> [WORK INSTRUCTIONS] Every line of the data below must be given again exactly.

——

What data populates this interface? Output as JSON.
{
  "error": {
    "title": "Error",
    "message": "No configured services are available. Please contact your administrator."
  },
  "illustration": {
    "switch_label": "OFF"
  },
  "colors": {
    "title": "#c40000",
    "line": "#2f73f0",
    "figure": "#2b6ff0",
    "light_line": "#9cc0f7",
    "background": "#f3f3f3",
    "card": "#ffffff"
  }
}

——

> [RESULT]
What data populates this interface? Output as JSON.
{
  "error": {
    "title": "Error",
    "message": "No configured services are available. Please contact your administrator."
  },
  "illustration": {
    "switch_label": "OFF"
  },
  "colors": {
    "title": "#c40000",
    "line": "#2f73f0",
    "figure": "#2b6ff0",
    "light_line": "#9cc0f7",
    "background": "#f3f3f3",
    "card": "#ffffff"
  }
}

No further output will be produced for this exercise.